  • by oceanbites 5 months ago
    This week for  #WriterWednesday  on  #Oceanbites  we are featuring Cierra Braga. Cierra works ultraviolet c (UVC) to discover how this light can be used to combat biofouling, or the growth of living things, on the hulls of ships. Here, you
  • by oceanbites 5 months ago
    This week for  #WriterWednesday  at  #Oceanbites  we are featuring Elena Gadoutsis  @haysailor  These photos feature her “favorite marine research so far: From surveying tropical coral reefs, photographing dolphins and whales, and growing my own algae to expose it to different
  • by oceanbites 6 months ago
    This week for  #WriterWednesday  on Oceanbites we are featuring Eliza Oldach. According to Ellie, “I study coastal communities, and try to understand the policies and decisions and interactions and adaptations that communities use to navigate an ever-changing world. Most of
  • by oceanbites 6 months ago
    This week for  #WriterWednesday  at  #Oceanbites  we are featuring Jiwoon Park with a little photographic help from Ryan Tabata at the University of Hawaii. When asked about her research, Jiwoon wrote “Just like we need vitamins and minerals to stay
  • by oceanbites 7 months ago
    This week for  #WriterWednesday  on  #Oceanbites  we are featuring  @riley_henning  According to Riley, ”I am interested in studying small things that make a big impact in the ocean. Right now for my master's research at the University of San Diego,
  • by oceanbites 7 months ago
    This week for  #WriterWednesday  at  #Oceanbites  we are featuring Gabby Stedman. Gabby is interested in interested in understanding how many species of small-bodied animals there are in the deep-sea and where they live so we can better protect them from
  • by oceanbites 7 months ago
    This week for  #WriterWednesday  at  #Oceanbites  we are featuring Shawn Wang! Shawn is “an oceanographer that studies ocean conditions of the past. I use everything from microfossils to complex computer models to understand how climate has changed in the past
  • by oceanbites 7 months ago
    Today we are highlighting some of our awesome new authors for  #WriterWednesday  Today we have Daniel Speer! He says, “I am driven to investigate the interface of biology, chemistry, and physics, asking questions about how organisms or biological systems respond
  • by oceanbites 8 months ago
    Here at Oceanbites we love long-term datasets.
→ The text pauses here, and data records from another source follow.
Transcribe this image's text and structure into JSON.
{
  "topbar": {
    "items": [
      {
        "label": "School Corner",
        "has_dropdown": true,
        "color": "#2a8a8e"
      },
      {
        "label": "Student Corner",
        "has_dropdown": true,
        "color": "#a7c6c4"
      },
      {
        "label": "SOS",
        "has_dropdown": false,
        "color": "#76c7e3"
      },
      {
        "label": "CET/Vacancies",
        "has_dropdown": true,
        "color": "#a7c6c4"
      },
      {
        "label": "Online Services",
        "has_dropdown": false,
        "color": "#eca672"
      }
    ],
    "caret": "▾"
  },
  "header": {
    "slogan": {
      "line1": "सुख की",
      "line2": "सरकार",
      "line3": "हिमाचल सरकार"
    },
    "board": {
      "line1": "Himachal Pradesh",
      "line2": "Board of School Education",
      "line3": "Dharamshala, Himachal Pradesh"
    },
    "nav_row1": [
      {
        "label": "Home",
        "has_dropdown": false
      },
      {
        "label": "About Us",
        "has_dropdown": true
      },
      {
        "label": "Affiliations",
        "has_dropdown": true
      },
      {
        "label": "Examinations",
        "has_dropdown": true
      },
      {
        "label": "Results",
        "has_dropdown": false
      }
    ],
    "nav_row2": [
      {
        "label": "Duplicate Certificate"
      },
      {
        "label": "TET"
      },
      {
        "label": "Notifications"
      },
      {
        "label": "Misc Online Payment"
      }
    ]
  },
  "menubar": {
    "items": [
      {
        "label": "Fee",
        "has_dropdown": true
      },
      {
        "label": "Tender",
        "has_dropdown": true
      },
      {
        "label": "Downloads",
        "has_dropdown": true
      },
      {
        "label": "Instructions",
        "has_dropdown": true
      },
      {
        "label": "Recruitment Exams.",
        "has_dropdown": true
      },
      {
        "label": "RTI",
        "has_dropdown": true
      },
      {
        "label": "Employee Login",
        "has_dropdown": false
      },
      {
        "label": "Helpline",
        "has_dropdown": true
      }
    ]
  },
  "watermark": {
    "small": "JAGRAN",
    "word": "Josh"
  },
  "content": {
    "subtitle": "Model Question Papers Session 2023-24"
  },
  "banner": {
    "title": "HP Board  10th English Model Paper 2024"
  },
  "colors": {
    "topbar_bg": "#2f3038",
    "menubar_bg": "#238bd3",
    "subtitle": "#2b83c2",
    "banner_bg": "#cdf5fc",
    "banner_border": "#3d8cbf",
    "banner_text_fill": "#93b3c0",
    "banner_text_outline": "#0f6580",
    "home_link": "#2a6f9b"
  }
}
So much happens in the ocean that sometimes it can be hard to tell if a trend is a part of a natural cycle or actually an anomaly, but as we gather more
  • by oceanbites 8 months ago
    Have you ever seen a lobster molt? Because lobsters have exoskeletons, every time they grow they have to climb out of their old shell, leaving them soft and vulnerable for a few days until their new shell hardens. Young, small
  • by oceanbites 9 months ago
    A lot of zooplankton are translucent, making it much easier to hide from predators. This juvenile mantis shrimp was almost impossible to spot floating in the water, but under a dissecting scope it’s features really come into view. See the
  • by oceanbites 9 months ago
    This is a clump of Dead Man’s Fingers, scientific name Codium fragile. It’s native to the Pacific Ocean and is invasive where I found it on the east coast of the US. It’s a bit velvety, and the coolest thing
  • by oceanbites 10 months ago
    You’ve probably heard of jellyfish, but have you heard of salps? These gelatinous sea creatures band together to form long chains, but they can also fall apart and will wash up onshore like tiny gemstones that squish. Have you seen
  • by oceanbites 11 months ago
    Check out what’s happening on a cool summer research cruise! On the  #neslter  summer transect cruise, we deployed a tow sled called the In Situ Icthyoplankton Imaging System. This can take pictures of gelatinous zooplankton (like jellyfish) that would be
  • by oceanbites 11 months ago
    Did you know horseshoe crabs have more than just two eyes? In these juveniles you can see another set in the middle of the shell. Check out our website to learn about some awesome horseshoe crab research.  #oceanbites   #plankton   #horseshoecrabs 
WP2Social Auto Publish Powered By : XYZScripts.com